The body that oversees film ratings in the U.K. is tightening its age restrictions and giving movies with certain types of sexual content older age ratings.
The British Board of Film Classification said the changes were in response to public demand after a consultation that took in the views of over 10,000 people in the U.K.
Specifically, the BBFC said that while it already applies a more restrictive rating to scenes depicting sexual threat and sexual violence, the public mood has shifted on in recent years, notably with regard to rape. It said that British audiences had asked for a stronger rating for such content and that it had amended its classifications accordingly.
In practice, it means that films with rape scenes will have at least a 15 rating (for viewers 15 years old and up), rather than a 12 certificate, as has sometimes been the case previously. In a BBC interview, BBFC boss David Austin used the example of Keira Knightley movie “The Duchess,” which showed a rape and had the lower age classification. That would no longer be the case under the new rules, which take effect next month, he said.
The public also asked for the top age rating of 18 to be applied to the strongest sexual references and particularly “the language of pornography,” said the BBFC, which has amended its guidelines accordingly.
“People are more comfortable with issues such as action violence, if it’s in a way that they are expecting – such as a Bond or ‘Bourne’ film,” said Austin. “We are updating our standards around depictions of sexual violence and very strong sex references to reflect changes in public attitudes.”
The BBFC also wants its classifications to apply to the streaming services and online content. It said 97% of respondents to its consultation wanted the system that is used for theatrical movies and DVDs to apply to online fare.

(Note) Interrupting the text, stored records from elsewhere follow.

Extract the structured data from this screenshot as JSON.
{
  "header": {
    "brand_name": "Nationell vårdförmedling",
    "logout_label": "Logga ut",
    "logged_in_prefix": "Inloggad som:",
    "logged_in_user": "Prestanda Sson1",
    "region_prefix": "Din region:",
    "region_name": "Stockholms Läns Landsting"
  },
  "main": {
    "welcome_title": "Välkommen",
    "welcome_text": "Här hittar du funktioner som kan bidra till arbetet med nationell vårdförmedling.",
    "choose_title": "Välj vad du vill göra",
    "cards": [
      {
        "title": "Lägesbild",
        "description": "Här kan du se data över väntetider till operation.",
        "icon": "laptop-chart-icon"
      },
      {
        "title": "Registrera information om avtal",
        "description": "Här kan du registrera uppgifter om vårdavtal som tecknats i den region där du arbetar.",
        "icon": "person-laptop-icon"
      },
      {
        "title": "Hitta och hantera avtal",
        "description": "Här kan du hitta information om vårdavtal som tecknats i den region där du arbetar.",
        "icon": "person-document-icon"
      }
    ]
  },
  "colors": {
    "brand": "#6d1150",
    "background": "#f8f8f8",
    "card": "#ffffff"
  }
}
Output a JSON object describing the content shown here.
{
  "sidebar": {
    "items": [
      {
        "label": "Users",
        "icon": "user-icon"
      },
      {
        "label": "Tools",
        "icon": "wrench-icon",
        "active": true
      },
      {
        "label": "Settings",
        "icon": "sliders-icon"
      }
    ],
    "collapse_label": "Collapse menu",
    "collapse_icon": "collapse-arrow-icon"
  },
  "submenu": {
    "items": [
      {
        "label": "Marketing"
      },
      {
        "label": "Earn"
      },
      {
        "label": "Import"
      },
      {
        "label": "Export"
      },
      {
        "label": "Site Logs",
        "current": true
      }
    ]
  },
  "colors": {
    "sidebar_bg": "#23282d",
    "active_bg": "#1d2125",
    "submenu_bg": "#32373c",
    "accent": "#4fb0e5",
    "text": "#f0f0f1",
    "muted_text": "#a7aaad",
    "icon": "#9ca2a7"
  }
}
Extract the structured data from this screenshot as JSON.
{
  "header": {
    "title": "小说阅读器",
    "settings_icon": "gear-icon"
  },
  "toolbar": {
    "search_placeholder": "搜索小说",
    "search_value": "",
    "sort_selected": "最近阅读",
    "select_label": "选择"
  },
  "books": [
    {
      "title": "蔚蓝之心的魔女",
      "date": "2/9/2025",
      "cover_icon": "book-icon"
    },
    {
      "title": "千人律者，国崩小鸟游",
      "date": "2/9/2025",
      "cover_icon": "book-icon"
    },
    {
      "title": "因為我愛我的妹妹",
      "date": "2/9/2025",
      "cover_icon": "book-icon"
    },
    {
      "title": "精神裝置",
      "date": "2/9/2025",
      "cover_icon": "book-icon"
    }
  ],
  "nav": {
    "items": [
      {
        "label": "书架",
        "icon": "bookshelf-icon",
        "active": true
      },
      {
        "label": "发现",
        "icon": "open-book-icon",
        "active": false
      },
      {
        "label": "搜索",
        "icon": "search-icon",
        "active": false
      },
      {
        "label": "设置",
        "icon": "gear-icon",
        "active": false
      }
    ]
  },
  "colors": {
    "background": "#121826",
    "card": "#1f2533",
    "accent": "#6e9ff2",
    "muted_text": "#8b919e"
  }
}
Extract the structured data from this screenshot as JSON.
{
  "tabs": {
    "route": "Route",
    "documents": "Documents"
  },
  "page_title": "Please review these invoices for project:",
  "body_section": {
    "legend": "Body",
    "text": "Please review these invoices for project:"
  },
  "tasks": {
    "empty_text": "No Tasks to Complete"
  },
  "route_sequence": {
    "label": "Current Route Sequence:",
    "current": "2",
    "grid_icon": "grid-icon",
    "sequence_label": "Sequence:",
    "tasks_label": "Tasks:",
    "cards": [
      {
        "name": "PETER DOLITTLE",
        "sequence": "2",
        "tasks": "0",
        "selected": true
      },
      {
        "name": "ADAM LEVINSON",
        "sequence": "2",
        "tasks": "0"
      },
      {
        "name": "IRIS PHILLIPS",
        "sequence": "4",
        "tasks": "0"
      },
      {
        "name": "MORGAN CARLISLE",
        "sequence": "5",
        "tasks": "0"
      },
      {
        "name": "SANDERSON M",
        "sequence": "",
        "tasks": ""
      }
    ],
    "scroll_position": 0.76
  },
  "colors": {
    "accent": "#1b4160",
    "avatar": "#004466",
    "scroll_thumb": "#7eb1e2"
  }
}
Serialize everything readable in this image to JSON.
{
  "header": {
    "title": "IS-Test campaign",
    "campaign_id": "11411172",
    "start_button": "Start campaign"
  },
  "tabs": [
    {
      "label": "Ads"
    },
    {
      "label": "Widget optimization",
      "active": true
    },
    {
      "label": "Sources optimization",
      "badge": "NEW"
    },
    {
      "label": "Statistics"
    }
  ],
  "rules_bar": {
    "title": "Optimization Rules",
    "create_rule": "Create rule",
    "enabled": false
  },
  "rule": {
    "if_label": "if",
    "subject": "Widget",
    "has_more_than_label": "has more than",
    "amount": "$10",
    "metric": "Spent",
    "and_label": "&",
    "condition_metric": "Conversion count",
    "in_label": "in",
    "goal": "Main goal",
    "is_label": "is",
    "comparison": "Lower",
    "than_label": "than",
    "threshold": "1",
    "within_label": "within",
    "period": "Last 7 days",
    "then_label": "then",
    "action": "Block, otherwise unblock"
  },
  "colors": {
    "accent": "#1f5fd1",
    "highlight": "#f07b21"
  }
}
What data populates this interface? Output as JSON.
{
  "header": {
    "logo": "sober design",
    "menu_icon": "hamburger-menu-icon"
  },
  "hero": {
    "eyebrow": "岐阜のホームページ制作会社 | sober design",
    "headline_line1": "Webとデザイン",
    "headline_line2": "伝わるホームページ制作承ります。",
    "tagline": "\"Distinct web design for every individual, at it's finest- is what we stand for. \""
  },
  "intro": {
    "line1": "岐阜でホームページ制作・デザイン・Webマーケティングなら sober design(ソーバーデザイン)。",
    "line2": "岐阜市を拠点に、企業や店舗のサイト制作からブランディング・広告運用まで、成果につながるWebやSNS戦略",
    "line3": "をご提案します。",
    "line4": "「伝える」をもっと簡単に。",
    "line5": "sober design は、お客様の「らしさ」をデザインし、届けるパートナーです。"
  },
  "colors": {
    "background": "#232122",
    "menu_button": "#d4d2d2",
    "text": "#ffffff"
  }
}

“Over the last five years, the way we consume film and video has changed beyond all recognition,” Austin said. “That’s why it’s so important that there is consistency between what people watch on- and offline. The research shows that parents and teenagers want us to give them the information and guidance that they need to view what’s right for them.”